Guy's and St Thomas' Hospital has carried out MRI guiding of cardiac catheters since 2001 using a conventional scanner. "We have been restricted to using devices that are MR safe by chance," says Keevil. Meanwhile, the NOC have conducted preliminary research into interventional procedures using their open scanner. "However, there have been limitations including the supply of MR-safe needles suitable for interventional musculoskeletal work," says McDonnell.
While some specialist devices, such as biopsy kits and needles produced by DAUM, do exist there are few general instruments available. Significant investment will be required to develop new products and get them through all the regulatory tests, then, once approved, the market for them will be very small. "Interventional MR has not grown a lot within the last ten years and, given the practical problems, you do wonder whether it is ever really going to take off," Keevil warns.
Spanner in the works
Even if interventional MRI never reaches its true potential, open systems still greatly improve the patient experience and offer examinations impossible by any other means. Not surprisingly then, the number of open systems in clinical use is steadily increasing. But what can we expect in the future?
Developments in the MRI field are driven both by the needs of the end-users and by advances in science and materials, says Blasche from Siemens. "We take care to understand the needs of our customers in different institutions, different countries, and with different healthcare systems," he says. "At the same time, we closely watch new developments and learn from experience. The best solutions are created when all these factors match perfectly."
"We see a trend towards higher magnetic field strength," continues Blasche. "Twenty years ago, most routine scanners were sold at 1 tesla (T). Ten years ago, 1.5T became the clinical standard and is still approximately two-thirds of the world market, but the share of 3T systems has increased to approximately 20 per cent over the last few years."

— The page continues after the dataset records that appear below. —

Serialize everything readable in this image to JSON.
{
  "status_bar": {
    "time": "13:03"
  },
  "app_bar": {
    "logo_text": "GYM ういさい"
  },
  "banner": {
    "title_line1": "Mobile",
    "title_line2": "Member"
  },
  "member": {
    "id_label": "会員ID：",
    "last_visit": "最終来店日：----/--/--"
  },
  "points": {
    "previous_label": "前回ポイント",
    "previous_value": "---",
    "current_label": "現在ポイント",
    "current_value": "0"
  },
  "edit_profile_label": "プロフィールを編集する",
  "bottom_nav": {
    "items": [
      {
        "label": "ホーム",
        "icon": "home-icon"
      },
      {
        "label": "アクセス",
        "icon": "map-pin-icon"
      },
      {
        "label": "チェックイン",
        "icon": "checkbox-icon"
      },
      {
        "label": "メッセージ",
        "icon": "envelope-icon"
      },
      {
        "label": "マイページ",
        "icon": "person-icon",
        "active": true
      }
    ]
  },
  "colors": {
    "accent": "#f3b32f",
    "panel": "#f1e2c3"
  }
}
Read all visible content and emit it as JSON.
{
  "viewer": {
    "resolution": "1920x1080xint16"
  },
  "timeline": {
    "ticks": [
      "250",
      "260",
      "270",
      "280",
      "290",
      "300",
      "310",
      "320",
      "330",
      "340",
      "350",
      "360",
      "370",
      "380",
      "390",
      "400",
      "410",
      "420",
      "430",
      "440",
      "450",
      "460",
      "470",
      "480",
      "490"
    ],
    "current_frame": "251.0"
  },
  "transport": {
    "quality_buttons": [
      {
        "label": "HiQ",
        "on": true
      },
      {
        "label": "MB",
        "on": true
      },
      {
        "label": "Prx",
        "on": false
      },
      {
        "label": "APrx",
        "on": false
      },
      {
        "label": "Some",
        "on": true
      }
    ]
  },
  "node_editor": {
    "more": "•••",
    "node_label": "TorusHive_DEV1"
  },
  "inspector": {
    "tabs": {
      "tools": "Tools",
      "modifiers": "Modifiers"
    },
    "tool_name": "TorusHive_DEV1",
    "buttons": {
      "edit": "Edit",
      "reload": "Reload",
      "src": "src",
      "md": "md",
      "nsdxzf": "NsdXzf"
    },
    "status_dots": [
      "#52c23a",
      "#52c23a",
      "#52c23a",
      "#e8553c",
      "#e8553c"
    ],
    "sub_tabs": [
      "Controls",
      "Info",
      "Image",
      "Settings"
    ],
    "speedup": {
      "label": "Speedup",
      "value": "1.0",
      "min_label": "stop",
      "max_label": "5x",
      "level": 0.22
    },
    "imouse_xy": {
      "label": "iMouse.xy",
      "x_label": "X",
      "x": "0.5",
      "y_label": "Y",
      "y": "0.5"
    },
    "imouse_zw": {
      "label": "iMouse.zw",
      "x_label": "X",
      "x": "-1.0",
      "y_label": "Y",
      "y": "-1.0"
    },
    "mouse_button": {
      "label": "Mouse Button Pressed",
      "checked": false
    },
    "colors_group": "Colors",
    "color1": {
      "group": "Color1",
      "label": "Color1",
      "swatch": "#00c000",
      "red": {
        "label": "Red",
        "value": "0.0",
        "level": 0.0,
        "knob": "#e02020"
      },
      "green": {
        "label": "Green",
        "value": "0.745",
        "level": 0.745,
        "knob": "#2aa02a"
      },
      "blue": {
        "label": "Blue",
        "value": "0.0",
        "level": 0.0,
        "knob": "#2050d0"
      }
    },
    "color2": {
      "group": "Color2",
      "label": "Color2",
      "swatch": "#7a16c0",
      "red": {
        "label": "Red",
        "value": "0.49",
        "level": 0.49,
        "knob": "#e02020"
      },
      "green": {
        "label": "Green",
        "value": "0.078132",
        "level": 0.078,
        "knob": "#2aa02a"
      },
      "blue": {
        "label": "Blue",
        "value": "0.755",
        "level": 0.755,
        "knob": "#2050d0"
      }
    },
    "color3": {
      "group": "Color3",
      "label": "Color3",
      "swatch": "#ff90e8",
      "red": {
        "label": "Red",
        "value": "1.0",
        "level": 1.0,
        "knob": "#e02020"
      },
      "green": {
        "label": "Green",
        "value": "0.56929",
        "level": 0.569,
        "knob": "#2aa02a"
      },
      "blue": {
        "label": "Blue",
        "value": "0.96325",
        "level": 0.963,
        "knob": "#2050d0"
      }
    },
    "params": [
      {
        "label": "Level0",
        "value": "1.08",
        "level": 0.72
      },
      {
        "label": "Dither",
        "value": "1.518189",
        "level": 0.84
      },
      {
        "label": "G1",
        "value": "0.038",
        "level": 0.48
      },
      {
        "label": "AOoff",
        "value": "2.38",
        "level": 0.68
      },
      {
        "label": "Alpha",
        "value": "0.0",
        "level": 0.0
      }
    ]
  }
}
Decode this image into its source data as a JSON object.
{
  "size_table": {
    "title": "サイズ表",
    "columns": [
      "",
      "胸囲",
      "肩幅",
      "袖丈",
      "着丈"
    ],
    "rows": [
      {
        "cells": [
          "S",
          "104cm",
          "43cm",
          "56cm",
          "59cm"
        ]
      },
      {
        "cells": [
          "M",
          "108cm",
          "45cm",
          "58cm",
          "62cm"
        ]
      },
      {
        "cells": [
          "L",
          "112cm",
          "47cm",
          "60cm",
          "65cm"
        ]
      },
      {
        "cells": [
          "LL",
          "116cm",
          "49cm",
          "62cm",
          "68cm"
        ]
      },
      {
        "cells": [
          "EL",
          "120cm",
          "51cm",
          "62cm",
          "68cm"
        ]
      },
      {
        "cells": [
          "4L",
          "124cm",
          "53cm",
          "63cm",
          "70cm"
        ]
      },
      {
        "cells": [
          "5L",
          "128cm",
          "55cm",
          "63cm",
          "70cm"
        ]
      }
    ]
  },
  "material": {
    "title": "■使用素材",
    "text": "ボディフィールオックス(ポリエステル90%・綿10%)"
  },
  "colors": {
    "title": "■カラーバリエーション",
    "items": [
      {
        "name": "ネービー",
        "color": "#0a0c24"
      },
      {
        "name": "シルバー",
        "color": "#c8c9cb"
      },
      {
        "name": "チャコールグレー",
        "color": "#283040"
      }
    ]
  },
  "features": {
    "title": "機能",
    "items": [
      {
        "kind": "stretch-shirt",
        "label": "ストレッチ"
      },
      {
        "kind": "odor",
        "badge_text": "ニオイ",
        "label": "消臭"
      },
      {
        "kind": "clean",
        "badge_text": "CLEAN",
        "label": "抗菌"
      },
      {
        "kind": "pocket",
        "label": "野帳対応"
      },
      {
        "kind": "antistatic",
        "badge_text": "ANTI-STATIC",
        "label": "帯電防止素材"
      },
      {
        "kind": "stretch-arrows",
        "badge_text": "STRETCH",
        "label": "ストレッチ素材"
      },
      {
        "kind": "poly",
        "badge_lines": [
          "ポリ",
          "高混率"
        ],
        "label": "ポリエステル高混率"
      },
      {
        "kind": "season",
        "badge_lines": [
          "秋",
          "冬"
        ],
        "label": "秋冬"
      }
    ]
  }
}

High magnetic field strengths are generally desirable in MRI because the higher the field, the higher the image resolution. Superconducting magnets produce the highest fields, yet lower cost electromagnets (as used by FONAR) and permanent magnets (the base of Esaote's scanners) can produce enough resolution for many studies. According to Esaote's Strategic Marketing Department, optimising all their scanners' components allows good image quality for bone, muscles and tendons in joints at the relatively low fields they use (0.25T for their G-scan for example). They see musculoskeletal scans being increasingly performed in dedicated systems.
"We believe it is a waste of healthcare resources to use a 3T system for a routine knee examination," they say. FONAR also cite cost-effectiveness, along with high performance and a desire to "provide a set of unique imaging applications" as main R&D drivers.
The future development - and use - of MRI scanners could, however, be thrown into jeopardy by the 2004 European Commission (EC) directive restricting occupational exposure to electromagnetic fields (Directive 2004/40/EC). This was due to come into effect in April 2008 and would, in its present form, limit the use of all MRI systems, including the open scanners. But as a result of further investigations showing workers routinely exceed the recommended limits for exposure with no evidence of side-effects and lobbying - in part by the UK's Institute of Physics - the implementation has been stalled until April 2012.
Keevil, who was part of the lobbying process, says a working party is currently trying to re-word the directive in such a way that MRI will not be affected. If they don't succeed, we could be forced back to poorer quality imaging of soft tissues using harmful ionising radiation, which surely cannot be in anyone's interest.